Assigned task -> Every line containing the word "Approval" is to be copied from the data below.

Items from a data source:
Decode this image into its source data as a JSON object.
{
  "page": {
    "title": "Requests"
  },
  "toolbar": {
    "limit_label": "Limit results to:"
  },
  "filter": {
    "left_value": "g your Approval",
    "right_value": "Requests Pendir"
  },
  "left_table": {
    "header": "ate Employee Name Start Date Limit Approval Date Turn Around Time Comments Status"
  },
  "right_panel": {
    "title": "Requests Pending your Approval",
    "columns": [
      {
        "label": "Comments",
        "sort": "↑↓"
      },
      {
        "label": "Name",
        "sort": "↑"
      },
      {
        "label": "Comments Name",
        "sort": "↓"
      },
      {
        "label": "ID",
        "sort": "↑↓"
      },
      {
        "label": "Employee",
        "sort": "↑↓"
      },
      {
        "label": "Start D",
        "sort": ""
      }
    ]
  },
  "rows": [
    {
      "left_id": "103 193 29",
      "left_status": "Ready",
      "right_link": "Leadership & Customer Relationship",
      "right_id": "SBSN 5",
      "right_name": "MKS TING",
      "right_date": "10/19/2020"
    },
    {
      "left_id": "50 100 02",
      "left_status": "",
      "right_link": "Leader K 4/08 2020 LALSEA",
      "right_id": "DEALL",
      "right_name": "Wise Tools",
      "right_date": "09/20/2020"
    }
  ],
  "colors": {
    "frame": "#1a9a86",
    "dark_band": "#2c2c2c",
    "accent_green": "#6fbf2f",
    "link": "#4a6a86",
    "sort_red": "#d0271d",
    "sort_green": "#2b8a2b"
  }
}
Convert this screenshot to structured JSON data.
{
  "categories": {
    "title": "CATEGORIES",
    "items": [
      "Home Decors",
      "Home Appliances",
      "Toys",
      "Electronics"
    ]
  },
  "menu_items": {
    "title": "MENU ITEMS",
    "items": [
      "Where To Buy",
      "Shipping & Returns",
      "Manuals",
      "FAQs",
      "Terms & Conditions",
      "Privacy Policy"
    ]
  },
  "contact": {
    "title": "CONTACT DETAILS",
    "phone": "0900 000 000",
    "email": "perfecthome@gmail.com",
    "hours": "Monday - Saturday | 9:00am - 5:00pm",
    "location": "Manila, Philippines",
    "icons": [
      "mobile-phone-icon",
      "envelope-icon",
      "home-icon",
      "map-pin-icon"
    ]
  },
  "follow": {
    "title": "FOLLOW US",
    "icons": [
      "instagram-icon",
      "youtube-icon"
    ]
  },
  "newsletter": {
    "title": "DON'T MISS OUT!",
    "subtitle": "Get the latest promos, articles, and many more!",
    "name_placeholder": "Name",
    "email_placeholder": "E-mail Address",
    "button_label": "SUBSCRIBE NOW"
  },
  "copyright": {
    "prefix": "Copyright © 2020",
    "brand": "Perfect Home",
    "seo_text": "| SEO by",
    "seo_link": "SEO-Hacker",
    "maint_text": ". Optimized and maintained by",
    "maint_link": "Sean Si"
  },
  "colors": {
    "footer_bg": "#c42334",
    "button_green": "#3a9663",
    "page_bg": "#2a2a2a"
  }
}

Answer box ->
    "left_value": "g your Approval",
    "header": "ate Employee Name Start Date Limit Approval Date Turn Around Time Comments Status"
    "title": "Requests Pending your Approval",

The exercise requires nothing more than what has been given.